Report: AirBnB owns AI tech that discriminates against sex workers and people with mental illness

Algorithm patents owned by the company list sex work and psychopathy as ‘untrustworthy’ traits.


AirBnB owns AI-powered technology that descriminates against sex workers and people with mental illness, according to patents first filed in July 2018. The technology is linked to a background-check startup called Trooly that AirBnB acquired in 2015.

Sex workers have reported being banned from AirBnB in the past, but there’s never been such concrete proof as these patents.

It’s not exactly breaking news that big tech companies discriminate against sex workers. But it’s still jarring to hear of the way this discrimination is becoming more prevalent, rather than shrinking away.

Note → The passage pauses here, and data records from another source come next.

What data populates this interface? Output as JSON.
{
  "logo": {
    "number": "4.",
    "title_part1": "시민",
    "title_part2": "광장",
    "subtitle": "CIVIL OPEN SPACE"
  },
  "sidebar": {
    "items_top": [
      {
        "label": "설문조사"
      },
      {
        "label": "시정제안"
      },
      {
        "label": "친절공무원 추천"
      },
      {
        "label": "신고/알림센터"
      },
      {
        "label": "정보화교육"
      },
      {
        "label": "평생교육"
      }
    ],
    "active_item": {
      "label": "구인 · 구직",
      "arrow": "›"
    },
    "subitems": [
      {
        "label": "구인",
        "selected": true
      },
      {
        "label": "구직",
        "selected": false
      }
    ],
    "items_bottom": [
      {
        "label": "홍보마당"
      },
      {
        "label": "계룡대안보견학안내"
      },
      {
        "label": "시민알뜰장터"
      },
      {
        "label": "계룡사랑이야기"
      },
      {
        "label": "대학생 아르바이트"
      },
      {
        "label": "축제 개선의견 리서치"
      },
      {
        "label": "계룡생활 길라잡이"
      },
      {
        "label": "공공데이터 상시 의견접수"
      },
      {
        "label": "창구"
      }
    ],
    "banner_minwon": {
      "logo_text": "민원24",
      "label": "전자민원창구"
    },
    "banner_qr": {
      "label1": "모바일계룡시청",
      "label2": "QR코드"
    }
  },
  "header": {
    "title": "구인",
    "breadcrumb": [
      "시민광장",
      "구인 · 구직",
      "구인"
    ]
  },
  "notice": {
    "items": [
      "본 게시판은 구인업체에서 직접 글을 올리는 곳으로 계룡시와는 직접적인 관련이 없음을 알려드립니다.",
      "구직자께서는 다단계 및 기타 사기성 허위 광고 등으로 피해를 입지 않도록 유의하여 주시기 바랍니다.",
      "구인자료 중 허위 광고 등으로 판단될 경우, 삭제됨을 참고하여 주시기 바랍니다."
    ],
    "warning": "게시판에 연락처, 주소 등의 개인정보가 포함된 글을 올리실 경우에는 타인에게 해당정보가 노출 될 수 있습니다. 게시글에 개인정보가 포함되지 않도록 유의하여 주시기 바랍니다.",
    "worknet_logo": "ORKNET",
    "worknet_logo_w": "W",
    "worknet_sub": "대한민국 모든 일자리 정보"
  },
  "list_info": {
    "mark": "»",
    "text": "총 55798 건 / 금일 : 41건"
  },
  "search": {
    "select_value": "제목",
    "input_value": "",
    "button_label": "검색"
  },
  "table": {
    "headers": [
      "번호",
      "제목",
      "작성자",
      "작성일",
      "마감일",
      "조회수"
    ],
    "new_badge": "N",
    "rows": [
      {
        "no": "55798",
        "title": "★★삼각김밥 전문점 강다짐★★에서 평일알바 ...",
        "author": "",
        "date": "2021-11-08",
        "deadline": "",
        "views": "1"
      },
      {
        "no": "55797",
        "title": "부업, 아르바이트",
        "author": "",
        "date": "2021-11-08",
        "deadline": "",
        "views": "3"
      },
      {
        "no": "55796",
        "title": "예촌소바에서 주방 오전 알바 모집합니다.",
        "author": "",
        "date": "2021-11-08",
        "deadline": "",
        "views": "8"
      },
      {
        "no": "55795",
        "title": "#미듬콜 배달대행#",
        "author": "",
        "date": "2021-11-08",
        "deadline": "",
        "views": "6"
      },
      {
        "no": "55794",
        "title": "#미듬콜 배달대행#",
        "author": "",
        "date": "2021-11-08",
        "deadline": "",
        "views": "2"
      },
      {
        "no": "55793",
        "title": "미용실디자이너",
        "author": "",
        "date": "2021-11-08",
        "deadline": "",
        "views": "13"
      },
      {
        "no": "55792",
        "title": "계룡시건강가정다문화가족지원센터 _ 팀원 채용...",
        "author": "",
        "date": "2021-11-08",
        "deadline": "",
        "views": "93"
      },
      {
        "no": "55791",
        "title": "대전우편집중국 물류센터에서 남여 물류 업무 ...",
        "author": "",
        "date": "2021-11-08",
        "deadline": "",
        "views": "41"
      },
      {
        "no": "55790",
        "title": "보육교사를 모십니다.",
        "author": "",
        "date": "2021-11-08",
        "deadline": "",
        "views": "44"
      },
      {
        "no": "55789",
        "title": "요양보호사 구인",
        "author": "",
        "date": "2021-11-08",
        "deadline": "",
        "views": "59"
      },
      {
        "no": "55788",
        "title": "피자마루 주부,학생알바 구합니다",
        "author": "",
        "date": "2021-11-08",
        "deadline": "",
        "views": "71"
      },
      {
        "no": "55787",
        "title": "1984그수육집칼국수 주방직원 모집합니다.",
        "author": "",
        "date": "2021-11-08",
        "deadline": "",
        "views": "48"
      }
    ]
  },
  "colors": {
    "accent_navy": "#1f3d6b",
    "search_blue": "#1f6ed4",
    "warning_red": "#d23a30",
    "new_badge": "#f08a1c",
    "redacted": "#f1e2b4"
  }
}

Discrimination in the name of ‘trust’ — AirBnB’s predictive software is meant to be used to search the internet for a person’s “trustworthiness.” But its indicators of trust are really all over the place. For example, the patent lists traits such as “neuroticism and involvement in crimes” as particularly untrustworthy. Also on that list are words like “narcissism, Machiavellianism, or psychopathy.”

The keywords associated with untrustworthy people range from invovlement with drugs to associations with hate websites to sex work. The patent adds that people “involved in pornography” or who have “authored online content with negative language” will receive lower scores in the trustworthiness evaluation. Does this mean AirBnB is going to penalize me for cursing on Twitter?

The scan is...weirdly invasive — The patents describe a technology called “Determining Trustworthiness and Compatibility of a Person,” and it supposedly evaluates whether or not two people would get along. But it isn’t just AirBnB interactions that are being evaluated: it’s a person’s entire internet presence. The software seeks to worm its way into users’ lives by finding every last instance of their life on the internet.

AirBnB says it owns the technology but isn’t using it — A spokesperson told Business Insider that AirBnB is “not currently implementing all of the software’s screening methods as described in the patent filing.” But it does own the technology and could technically use it at any time it pleases. So that’s exciting.